**WHAT IS NEEDED:**
Exactly the lines from the one containing "Extract the structured" through the final line of the listing are to be retyped, and nothing more.

**INFORMATION:**

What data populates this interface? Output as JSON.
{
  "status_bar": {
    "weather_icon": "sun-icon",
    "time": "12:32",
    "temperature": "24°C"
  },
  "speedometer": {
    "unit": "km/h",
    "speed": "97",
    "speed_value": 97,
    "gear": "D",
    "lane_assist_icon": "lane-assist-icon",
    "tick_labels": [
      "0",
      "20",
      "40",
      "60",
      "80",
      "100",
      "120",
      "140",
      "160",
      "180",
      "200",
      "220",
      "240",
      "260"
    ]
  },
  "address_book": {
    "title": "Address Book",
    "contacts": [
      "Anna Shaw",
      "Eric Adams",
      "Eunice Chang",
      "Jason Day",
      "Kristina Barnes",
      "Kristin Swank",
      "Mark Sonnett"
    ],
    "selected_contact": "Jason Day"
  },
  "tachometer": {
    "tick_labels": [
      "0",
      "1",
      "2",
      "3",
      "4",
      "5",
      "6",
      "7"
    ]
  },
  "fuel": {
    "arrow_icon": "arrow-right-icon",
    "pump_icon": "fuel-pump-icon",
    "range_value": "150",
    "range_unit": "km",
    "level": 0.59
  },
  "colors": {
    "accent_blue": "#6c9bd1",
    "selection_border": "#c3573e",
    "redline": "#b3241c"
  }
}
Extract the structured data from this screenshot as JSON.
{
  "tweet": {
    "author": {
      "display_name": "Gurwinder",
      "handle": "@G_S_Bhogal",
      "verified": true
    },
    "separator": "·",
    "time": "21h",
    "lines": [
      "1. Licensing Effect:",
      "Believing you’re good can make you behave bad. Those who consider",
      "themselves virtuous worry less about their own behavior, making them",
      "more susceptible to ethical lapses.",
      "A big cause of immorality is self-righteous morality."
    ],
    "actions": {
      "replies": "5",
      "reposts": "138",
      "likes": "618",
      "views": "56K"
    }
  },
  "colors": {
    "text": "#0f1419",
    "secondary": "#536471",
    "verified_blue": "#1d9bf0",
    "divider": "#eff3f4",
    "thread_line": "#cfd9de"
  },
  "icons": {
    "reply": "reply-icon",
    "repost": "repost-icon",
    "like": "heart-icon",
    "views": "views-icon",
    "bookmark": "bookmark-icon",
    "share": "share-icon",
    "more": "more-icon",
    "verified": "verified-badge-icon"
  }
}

**FINISHED TASK:**
Extract the structured data from this screenshot as JSON.
{
  "tweet": {
    "author": {
      "display_name": "Gurwinder",
      "handle": "@G_S_Bhogal",
      "verified": true
    },
    "separator": "·",
    "time": "21h",
    "lines": [
      "1. Licensing Effect:",
      "Believing you’re good can make you behave bad. Those who consider",
      "themselves virtuous worry less about their own behavior, making them",
      "more susceptible to ethical lapses.",
      "A big cause of immorality is self-righteous morality."
    ],
    "actions": {
      "replies": "5",
      "reposts": "138",
      "likes": "618",
      "views": "56K"
    }
  },
  "colors": {
    "text": "#0f1419",
    "secondary": "#536471",
    "verified_blue": "#1d9bf0",
    "divider": "#eff3f4",
    "thread_line": "#cfd9de"
  },
  "icons": {
    "reply": "reply-icon",
    "repost": "repost-icon",
    "like": "heart-icon",
    "views": "views-icon",
    "bookmark": "bookmark-icon",
    "share": "share-icon",
    "more": "more-icon",
    "verified": "verified-badge-icon"
  }
}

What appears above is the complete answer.